PROBLEM TO WORK ON: Going through the data, count each line that has the word "partition". Reply with the total and nothing more.

== SOURCE DATA ==

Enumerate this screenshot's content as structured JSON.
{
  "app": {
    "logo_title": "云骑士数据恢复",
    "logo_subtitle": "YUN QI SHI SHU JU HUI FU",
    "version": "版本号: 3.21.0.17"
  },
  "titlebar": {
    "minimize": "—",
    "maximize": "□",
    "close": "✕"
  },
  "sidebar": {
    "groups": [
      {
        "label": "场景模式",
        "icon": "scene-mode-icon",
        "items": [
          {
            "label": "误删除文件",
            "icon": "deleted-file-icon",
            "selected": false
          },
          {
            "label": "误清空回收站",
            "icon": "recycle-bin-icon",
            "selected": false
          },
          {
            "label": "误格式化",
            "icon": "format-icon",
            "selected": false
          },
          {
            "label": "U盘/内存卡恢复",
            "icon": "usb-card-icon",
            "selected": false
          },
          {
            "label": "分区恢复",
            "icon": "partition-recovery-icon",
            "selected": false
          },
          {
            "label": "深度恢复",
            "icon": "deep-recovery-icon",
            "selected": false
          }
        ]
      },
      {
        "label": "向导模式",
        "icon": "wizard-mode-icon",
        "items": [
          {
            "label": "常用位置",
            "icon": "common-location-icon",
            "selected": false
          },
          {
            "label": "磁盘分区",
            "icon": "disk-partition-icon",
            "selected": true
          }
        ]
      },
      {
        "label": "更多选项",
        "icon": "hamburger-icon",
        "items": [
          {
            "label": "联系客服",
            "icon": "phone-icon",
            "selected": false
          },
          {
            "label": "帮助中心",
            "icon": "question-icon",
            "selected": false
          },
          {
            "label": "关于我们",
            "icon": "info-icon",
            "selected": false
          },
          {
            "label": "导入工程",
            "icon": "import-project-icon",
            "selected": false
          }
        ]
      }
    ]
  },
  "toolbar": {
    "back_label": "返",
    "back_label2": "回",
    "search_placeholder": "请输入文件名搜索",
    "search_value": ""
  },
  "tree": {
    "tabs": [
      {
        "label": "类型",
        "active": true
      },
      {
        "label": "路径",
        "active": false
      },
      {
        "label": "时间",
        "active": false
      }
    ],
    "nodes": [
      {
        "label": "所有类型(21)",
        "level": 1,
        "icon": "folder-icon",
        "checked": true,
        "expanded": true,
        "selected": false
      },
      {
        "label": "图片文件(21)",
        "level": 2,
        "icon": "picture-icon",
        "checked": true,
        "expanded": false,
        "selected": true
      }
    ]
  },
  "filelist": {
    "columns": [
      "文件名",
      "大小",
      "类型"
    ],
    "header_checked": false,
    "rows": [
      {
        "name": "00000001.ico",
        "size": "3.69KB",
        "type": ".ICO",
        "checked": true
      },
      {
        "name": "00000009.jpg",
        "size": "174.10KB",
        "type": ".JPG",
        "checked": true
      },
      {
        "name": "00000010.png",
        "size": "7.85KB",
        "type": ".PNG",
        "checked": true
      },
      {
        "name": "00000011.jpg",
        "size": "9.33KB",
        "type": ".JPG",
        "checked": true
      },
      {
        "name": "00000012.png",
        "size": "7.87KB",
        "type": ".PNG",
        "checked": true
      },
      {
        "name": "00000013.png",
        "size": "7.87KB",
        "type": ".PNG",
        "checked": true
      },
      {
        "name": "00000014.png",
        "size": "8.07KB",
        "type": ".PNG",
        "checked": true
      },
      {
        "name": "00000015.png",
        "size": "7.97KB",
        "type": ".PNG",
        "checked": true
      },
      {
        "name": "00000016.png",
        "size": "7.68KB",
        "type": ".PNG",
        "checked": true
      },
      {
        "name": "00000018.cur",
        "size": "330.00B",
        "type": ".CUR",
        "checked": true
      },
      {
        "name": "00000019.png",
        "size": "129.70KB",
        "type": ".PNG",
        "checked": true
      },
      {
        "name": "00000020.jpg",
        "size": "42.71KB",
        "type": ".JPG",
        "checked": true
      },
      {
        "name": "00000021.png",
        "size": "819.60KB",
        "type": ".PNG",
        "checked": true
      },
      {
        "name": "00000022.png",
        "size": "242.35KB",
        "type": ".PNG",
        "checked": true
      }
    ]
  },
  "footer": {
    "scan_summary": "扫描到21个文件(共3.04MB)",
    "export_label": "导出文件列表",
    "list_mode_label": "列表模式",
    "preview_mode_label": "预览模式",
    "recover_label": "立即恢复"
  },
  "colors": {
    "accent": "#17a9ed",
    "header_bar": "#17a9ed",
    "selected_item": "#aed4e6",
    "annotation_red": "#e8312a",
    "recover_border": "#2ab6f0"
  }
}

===

RESPONSE TO THE TASK: 2